Output all entries precisely and leave out the pictures.

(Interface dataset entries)
____

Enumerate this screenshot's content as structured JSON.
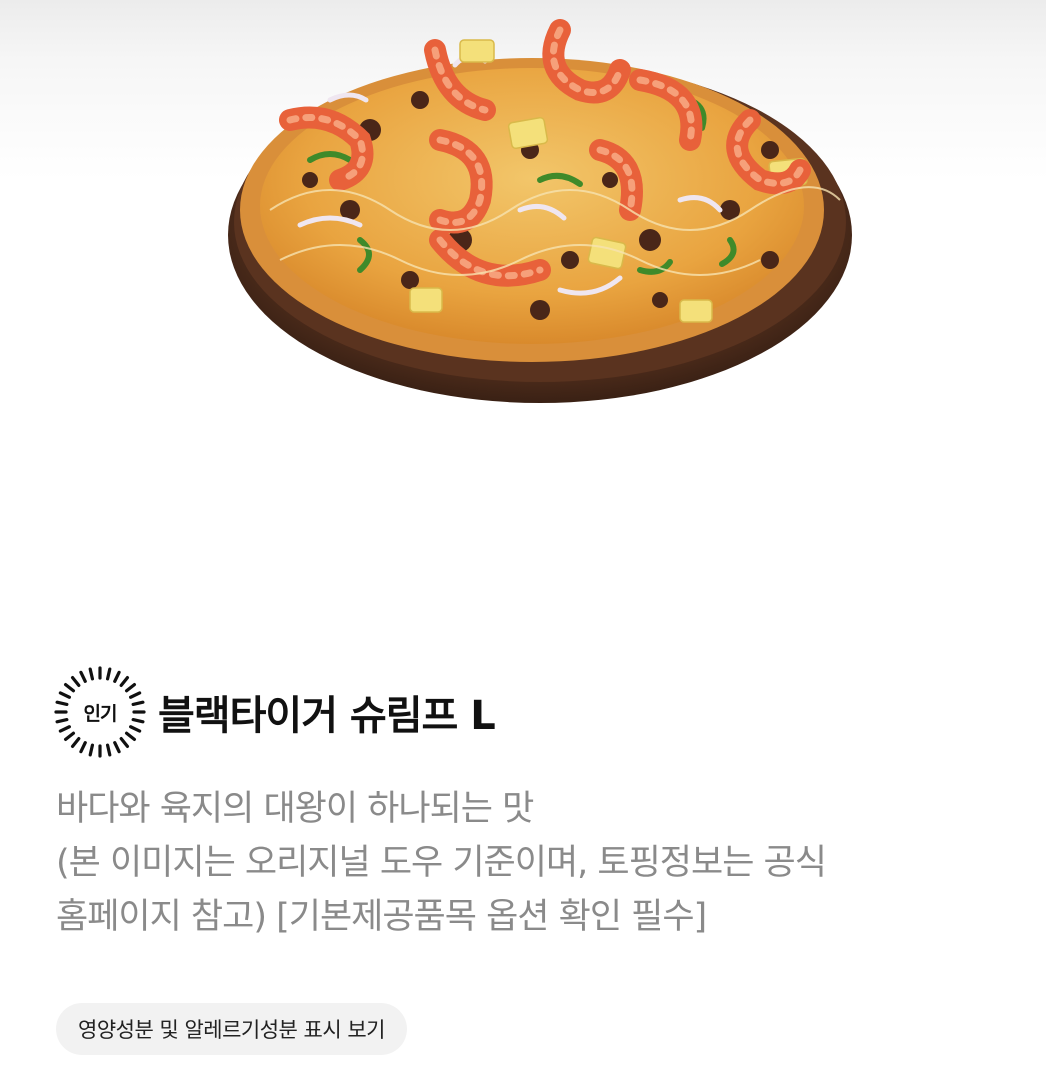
{
  "product": {
    "image_alt": "블랙타이거 슈림프 피자",
    "badge_label": "인기",
    "name": "블랙타이거 슈림프 L",
    "description_lines": [
      "바다와 육지의 대왕이 하나되는 맛",
      "(본 이미지는 오리지널 도우 기준이며, 토핑정보는 공식",
      "홈페이지 참고) [기본제공품목 옵션 확인 필수]"
    ],
    "nutrition_button_label": "영양성분 및 알레르기성분 표시 보기"
  },
  "colors": {
    "title": "#111111",
    "description": "#8a8a8a",
    "button_bg": "#f2f2f2",
    "board": "#4a2a1a",
    "crust": "#e7a23a",
    "shrimp": "#e8613a"
  }
}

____

> Output of the exercise:
Enumerate this screenshot's content as structured JSON.
{
  "product": {
    "image_alt": "블랙타이거 슈림프 피자",
    "badge_label": "인기",
    "name": "블랙타이거 슈림프 L",
    "description_lines": [
      "바다와 육지의 대왕이 하나되는 맛",
      "(본 이미지는 오리지널 도우 기준이며, 토핑정보는 공식",
      "홈페이지 참고) [기본제공품목 옵션 확인 필수]"
    ],
    "nutrition_button_label": "영양성분 및 알레르기성분 표시 보기"
  },
  "colors": {
    "title": "#111111",
    "description": "#8a8a8a",
    "button_bg": "#f2f2f2",
    "board": "#4a2a1a",
    "crust": "#e7a23a",
    "shrimp": "#e8613a"
  }
}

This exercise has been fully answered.